__Records for processing__:

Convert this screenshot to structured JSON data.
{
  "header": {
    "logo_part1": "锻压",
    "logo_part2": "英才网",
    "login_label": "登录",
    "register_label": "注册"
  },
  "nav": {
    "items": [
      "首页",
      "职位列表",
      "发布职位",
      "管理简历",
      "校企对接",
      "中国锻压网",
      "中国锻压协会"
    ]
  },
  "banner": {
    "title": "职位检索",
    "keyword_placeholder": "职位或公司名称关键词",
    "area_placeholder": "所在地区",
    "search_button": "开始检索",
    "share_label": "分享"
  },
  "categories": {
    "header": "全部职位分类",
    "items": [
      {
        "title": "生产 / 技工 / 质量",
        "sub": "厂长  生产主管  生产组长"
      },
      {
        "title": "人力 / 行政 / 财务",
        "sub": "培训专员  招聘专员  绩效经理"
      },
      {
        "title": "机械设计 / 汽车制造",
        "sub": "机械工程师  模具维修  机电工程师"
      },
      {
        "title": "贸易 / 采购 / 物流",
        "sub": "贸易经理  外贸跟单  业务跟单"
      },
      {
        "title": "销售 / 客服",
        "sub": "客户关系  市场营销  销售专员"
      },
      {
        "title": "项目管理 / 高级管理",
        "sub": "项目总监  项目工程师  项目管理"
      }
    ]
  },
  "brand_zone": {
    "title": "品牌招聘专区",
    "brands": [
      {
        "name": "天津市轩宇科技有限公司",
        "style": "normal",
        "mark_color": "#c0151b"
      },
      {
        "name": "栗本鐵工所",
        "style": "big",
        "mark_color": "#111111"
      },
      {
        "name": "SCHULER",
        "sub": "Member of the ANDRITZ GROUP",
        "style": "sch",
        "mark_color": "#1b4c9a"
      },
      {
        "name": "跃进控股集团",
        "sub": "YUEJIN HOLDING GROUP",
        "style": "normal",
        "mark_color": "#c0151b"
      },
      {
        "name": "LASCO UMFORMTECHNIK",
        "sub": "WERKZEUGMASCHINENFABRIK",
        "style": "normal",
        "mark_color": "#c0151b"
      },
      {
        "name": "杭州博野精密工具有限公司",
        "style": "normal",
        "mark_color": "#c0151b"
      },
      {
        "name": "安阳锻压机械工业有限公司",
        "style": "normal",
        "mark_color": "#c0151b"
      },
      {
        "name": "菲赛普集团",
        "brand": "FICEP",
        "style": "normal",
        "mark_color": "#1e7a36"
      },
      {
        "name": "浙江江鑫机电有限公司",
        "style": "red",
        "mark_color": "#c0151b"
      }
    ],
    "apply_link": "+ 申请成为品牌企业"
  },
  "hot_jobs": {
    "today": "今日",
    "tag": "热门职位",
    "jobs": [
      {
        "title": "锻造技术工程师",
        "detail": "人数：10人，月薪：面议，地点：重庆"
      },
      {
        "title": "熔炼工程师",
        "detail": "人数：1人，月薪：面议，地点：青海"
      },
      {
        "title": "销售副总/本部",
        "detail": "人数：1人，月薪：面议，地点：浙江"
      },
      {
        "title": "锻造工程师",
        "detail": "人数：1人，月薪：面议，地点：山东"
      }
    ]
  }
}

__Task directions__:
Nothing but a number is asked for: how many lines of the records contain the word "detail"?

__Exercise answer__:
4